Inside these posts: Credit Cards

Visit our Filed page for categories. To browse by specific topic, see our Inside page. For a list of companies covered on this site, visit our Companies page.


American Express revenue up 13% in 4Q

American Express Co. said fourth-quarter revenue grew 13 percent from a year earlier, as consumer spending increased and the company earned more from fees.

The credit card lender and payment network Monday reported $7.3 billion of quarterly revenue net of interest expense, up from $6.5 billion a year earlier. Get the full story »

Sears gets boost from Dillard’s move to form REIT

Shares of department-store operators climbed Thursday as investors made bets on which retailers may follow Dillard’s Inc.  in its plan to form a real-estate investment trust.

Dillard’s said in a regulatory filing late Wednesday it believes the formation of a REIT may enhance its ability to access debt or preferred stock and improve its liquidity. The retailer said it plans to transfer interests in certain properties to the REIT and will then lease back the properties. Get the full story »

Study: Lower credit scores in minority communities

Consumers living in minority communities were more likely to have non-prime credit scores, while individuals in mostly-white neighborhoods were more likely to have prime credit scores, according to a report released Tuesday by Woodstock Institute.

The Chicago-based non-profit research group into fair lending issues found that 20.3 percent of Illinois residents had credit scores below 620, a common cutoff point to be considered for prime interest rates. Get the full story »

Analyst: Amex payment data out of sync

American Express tells online customers that they’re 30-plus days past due when they’ve only missed their payment deadline by a few days, according to a study released Monday on late-payment policies of credit card companies. Get the full story »

Battle brews over who will head Wall Street reform

The Consumer Finance Protection Bureau has no director, but infrastructure for the powerful agency that will regulate mortgages, credit cards and other consumer products already is being developed, says one of the Washington insiders under consideration to head the bureau.

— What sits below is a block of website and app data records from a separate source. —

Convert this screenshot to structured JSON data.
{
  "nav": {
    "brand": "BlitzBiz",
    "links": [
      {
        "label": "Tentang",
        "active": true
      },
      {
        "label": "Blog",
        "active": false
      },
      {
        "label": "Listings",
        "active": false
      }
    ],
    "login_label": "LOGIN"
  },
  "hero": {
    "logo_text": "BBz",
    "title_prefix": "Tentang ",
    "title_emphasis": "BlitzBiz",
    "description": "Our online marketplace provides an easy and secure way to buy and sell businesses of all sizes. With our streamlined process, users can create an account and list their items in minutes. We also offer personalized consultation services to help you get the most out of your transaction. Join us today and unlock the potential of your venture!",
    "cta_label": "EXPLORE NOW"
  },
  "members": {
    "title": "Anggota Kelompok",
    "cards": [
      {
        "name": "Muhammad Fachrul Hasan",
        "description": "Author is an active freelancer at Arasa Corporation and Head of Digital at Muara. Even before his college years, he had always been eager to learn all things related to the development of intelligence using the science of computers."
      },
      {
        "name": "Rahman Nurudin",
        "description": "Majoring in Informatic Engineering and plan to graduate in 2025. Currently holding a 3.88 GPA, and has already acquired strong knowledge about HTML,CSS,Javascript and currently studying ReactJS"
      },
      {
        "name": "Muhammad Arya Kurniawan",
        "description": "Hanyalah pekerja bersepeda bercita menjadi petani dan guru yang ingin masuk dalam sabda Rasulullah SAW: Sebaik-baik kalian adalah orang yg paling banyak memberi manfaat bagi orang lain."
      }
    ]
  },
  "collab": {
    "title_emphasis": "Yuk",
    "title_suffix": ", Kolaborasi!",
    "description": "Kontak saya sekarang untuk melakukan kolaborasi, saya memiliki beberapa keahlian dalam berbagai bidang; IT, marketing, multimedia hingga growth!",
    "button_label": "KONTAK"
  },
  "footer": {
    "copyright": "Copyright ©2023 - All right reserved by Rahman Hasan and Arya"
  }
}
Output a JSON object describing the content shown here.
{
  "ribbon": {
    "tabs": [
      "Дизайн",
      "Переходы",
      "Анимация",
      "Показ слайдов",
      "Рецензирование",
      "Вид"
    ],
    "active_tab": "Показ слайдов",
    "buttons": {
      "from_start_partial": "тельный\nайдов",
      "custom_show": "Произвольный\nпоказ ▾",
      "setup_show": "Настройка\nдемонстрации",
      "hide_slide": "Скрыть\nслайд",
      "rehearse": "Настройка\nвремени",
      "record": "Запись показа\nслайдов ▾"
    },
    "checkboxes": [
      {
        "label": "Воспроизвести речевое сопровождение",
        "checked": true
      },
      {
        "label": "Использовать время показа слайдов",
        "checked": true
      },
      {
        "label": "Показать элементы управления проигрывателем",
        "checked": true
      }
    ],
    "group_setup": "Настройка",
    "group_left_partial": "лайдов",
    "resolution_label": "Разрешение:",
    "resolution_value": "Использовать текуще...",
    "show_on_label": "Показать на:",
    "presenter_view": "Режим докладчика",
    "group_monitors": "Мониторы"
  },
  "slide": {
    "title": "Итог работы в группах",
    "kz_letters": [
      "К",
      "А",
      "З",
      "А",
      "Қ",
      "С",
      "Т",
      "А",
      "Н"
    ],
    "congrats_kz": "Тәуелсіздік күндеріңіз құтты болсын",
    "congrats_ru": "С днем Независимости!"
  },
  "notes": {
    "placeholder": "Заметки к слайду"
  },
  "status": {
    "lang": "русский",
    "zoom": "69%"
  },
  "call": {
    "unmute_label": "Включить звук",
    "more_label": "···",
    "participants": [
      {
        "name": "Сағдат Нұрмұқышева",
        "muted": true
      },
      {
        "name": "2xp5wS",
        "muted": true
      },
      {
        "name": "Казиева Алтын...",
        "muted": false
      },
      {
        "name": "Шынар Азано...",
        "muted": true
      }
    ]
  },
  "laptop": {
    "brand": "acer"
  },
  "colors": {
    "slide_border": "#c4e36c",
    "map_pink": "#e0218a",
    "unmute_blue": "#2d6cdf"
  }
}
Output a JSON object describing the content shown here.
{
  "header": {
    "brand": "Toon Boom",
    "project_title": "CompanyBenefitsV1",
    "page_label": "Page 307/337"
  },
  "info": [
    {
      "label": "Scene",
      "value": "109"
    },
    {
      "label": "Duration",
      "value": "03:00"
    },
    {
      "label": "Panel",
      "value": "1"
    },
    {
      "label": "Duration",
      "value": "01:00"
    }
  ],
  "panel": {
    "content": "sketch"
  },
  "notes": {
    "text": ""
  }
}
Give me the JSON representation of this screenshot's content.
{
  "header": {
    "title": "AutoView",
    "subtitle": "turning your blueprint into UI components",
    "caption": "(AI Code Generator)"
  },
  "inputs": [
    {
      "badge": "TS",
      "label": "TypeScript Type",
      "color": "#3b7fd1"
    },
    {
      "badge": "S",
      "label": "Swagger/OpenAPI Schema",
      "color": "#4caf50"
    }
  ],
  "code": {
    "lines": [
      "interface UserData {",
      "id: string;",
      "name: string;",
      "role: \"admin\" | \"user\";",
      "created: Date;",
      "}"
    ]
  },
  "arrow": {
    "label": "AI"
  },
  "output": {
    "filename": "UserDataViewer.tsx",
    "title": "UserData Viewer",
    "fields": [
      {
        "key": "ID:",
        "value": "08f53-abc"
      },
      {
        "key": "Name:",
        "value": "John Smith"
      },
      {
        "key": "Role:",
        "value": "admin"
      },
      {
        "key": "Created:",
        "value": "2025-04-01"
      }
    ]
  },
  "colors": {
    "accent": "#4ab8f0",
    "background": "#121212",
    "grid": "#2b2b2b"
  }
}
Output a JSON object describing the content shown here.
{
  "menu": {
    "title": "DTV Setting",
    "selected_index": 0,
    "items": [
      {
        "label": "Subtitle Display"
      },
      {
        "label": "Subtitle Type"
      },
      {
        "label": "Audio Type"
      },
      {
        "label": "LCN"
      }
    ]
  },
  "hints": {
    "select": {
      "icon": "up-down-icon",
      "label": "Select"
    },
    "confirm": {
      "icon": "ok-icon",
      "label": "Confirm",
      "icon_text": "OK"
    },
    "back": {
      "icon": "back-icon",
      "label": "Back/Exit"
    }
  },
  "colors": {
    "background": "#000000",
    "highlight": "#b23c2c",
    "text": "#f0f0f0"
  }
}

“Treasury isn’t sitting and waiting for the confirmation process,” Michael Barr, assistant U.S. treasury secretary, said during a wide-ranging conversation Tuesday morning with the Chicago Tribune’s editorial board. Get the full story »

Smartphones as an alternative to credit cards?

(AFP/Getty Images)

AT&T Inc and Verizon Wireless are planning a partnership to displace credit and debit cards by letting consumers pay with the contactless wave of a smartphone, Bloomberg News reported, citing three people with direct knowledge of the plan.

The new venture may pose a competitive threat to payment networks such as Visa Inc and MasterCard Inc, the report said.

The partnership, which also includes T-Mobile USA, may work with Discover Financial Services and Barclays Plc to test a system at stores in Atlanta and three other U.S. cities, the people told the agency. Get the full story »

Discover sued over payment protection plan

From Courthouse News Service | Discover Financial Services is being sued in federal court in California over a payment protection plan. The suit says  the credit-card company  enrolled cardholders  in the plan without their knowledge, resulting in unexpected fees.

Quinn signs law limiting payday loan interest rates

Payday loan companies will face limits on how much interest they can charge under legislation Gov. Pat Quinn signed into law this afternoon.

Under the new rules, interest rates would be capped at 99 percent for consumer installment loans of $4,000 and less and at 36 percent for loans that are $4,000 or more. Previously, there were no limits on how much loan companies could charge in interest, and some borrowers were smacked with rates as high as 700 to 1,000 percent, according to Quinn’s office.

“Access to credit is the key to economic life not only for business, but for every single person,” Quinn said. “The word ‘credit’ in Latin means ‘to believe,’ it doesn’t mean ‘to gouge.’ So it’s important to those who offer credit to follow some basic rules in the market place that protect consumers from being gouged.”

Citibank controversy: a new $60 annual fee

CitiBankLast month, the Chicago Tribune’s Problem Solver Jon Yates warned readers that credit card companies might be increasing their rates and fees before the CARD Act kicks in on Feb. 22. On Feb. 13, Citibank sent select customers a letter telling them about a
new $60 annual fee that goes into effect on Apr. 1.

Get the full story: Citibank’s new $60 annual fee.